Meta has announced that it has filed separate legal actions in federal court against a company and an individual who scraped data from Facebook and Instagram.
In a note on its website, spotted by Engadget, Meta says that it has filed a lawsuit against both a company called Octopus — what it says is a former U.S. subsidiary of a Chinese multinational tech firm that offers data scraping-for-hire services — as well as a single individual named Ekrem Ateş.
Meta says that Octopus offered customers the ability to pay to have data scraped from a host of target websites including Amazon, eBay, Twitter, Yelp, Google, Target, Walmart, Indeed, LinkedIn, Facebook, and Instagram.

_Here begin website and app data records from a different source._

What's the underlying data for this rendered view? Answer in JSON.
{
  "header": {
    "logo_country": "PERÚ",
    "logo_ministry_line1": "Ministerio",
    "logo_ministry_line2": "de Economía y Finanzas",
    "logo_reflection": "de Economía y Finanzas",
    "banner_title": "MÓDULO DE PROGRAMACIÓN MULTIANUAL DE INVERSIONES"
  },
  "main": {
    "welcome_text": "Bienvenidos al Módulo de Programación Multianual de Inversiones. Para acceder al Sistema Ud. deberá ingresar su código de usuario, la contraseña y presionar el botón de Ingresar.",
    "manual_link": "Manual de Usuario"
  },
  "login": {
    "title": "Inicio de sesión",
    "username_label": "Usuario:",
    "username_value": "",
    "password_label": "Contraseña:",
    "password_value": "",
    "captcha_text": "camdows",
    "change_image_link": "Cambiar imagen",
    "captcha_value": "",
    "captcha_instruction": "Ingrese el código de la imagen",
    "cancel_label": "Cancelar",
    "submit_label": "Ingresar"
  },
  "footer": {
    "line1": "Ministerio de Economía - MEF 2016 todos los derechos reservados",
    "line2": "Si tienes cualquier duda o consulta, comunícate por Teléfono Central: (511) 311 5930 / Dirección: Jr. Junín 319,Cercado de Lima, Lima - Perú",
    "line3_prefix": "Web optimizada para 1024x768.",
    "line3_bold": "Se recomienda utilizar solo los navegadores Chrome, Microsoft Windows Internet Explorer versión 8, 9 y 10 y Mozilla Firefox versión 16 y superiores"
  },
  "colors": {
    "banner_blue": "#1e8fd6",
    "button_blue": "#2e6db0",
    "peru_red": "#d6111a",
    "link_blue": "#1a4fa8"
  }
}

Meta positions itself as a leader in taking legal action against companies like Octopus to protect people from being exposed to these types of services.

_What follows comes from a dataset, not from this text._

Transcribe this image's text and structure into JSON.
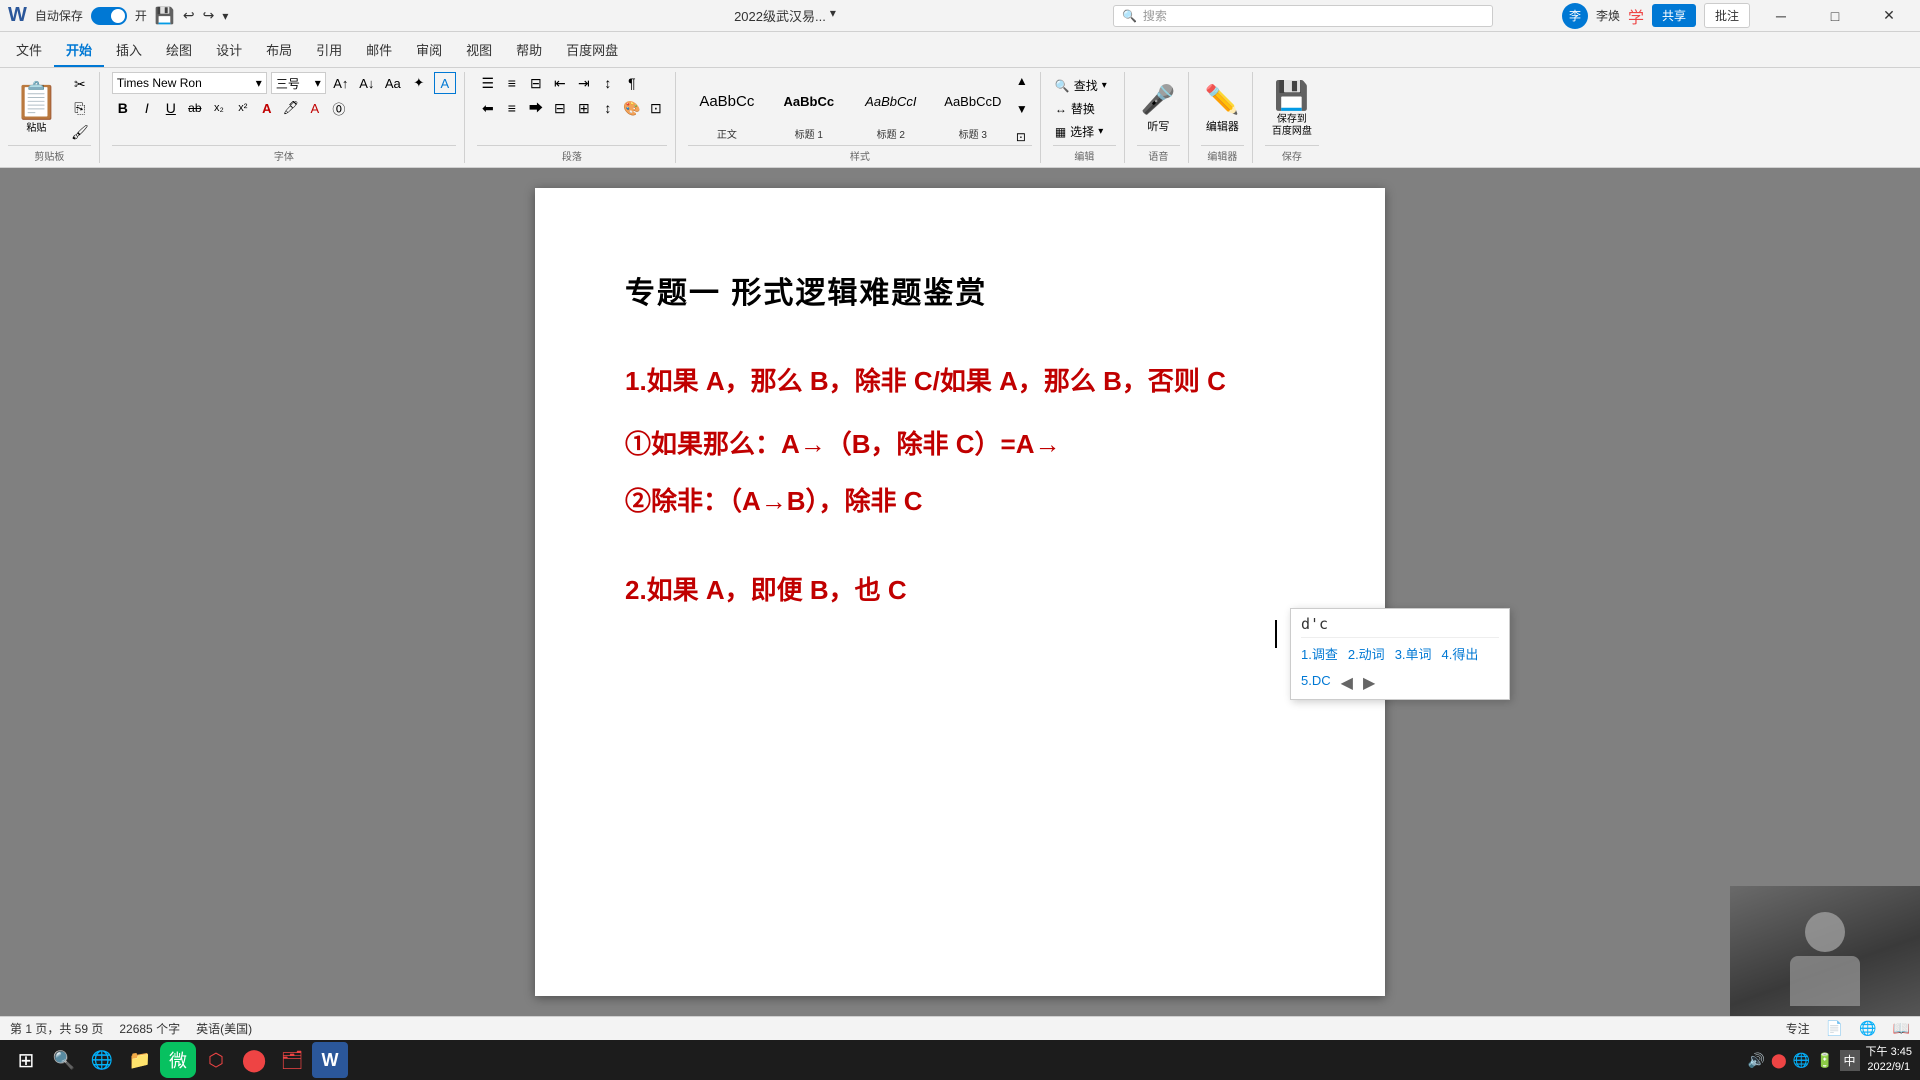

“Companies like Octopus are part of an emerging scraping industry that provides automation services to any customer — regardless of who they target and for what purpose they scrape. This industry makes scraping available to individuals and companies that otherwise would not have the capabilities,” Meta writes.
“Protecting people against scraping for hire services, operating across many platforms and national boundaries, also requires a collective effort from platforms, policymakers, and civil society and is needed to deter the abuse of these capabilities both among those who sell them and those who buy them.”

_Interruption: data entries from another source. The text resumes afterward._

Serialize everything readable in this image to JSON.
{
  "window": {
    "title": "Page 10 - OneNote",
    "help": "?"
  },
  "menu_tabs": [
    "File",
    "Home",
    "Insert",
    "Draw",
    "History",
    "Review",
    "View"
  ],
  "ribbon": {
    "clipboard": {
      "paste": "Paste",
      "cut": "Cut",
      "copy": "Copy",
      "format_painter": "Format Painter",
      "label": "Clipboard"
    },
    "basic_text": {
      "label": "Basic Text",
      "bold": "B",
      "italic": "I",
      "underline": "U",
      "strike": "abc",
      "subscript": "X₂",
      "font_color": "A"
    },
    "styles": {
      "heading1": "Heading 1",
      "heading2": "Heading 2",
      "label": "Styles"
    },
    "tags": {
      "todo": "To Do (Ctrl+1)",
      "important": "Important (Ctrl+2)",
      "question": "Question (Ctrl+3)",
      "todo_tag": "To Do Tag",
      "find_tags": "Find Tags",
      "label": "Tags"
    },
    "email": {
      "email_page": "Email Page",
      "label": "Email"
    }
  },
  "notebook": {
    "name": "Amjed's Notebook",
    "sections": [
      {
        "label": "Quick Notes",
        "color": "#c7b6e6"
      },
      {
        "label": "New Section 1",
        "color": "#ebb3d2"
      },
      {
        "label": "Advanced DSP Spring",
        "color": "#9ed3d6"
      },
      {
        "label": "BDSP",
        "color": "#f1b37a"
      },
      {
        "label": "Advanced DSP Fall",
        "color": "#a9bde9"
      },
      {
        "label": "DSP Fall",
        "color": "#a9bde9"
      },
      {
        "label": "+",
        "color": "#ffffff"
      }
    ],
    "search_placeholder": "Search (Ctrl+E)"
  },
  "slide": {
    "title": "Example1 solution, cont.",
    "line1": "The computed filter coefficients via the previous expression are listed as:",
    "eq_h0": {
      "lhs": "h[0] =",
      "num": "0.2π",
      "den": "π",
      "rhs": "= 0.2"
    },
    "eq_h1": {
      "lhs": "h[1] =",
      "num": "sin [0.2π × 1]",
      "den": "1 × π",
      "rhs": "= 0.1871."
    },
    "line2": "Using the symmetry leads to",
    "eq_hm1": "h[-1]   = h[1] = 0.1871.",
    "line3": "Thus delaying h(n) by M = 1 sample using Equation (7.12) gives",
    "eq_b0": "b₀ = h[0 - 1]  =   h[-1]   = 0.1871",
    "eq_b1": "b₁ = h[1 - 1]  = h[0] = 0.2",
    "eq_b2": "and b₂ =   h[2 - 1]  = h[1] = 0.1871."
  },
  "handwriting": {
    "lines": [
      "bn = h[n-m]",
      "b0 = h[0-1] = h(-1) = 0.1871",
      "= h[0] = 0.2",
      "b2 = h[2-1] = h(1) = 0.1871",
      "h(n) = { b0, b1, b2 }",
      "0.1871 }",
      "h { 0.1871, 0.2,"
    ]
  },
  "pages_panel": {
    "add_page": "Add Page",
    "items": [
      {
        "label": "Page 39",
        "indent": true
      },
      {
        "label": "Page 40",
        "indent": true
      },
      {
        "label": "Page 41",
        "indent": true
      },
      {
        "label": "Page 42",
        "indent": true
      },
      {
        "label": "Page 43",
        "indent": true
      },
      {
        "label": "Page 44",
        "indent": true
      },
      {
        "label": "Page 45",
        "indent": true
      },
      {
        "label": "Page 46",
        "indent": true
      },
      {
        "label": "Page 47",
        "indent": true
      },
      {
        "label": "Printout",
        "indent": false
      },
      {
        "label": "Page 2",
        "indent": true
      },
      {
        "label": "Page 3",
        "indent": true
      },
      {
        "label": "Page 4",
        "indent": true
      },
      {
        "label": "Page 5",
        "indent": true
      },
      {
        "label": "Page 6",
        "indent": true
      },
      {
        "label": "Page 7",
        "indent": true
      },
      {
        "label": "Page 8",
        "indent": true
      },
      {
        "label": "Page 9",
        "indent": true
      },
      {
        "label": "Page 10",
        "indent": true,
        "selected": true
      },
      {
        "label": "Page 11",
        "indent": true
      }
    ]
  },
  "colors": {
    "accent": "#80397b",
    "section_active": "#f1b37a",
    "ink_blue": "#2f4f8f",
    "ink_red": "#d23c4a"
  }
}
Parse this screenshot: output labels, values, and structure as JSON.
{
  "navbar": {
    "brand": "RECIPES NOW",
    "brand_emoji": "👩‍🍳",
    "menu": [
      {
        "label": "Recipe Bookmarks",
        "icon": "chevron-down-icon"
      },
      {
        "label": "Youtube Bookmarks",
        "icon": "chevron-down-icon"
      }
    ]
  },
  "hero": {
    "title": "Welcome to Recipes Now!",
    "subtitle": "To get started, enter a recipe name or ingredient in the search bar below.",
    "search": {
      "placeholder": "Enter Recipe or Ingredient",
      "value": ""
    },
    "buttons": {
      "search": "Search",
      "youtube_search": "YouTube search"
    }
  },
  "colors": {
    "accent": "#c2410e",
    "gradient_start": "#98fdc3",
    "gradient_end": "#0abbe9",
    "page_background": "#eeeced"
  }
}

Meta’s lawsuit alleges that Octopus violated its Terms of Service as well as the Digital Millennium Copyright Act “by engaging in unauthorized and automated scraping and attempting to conceal their scraping and avoid being detected and blocked from Facebook and Instagram.”
Meta’s action against the Turkish-based individual Ateş is for what they allege was his use of automated Instagram accounts to scrape data from the profiles of over 350,000 Instagram users, which he then published on his own website or what is known as a clone site.
“A clone site is a website that copies and displays Instagram profiles, posts, and other information without authorization,” Meta explains.
Meta says that since February of 2021, it has taken a number of actions against Ateş including disabling accounts, sending a cease and desist letter, and revoking his access to Meta’s services. Clearly, the company has determined that more extreme action was necessary in order to curb his data scraping. Meta took similar action against another Turkish national in 2020 for scraping more than 100,000 Instagram profiles.
Image credits: Background of header photo via Meta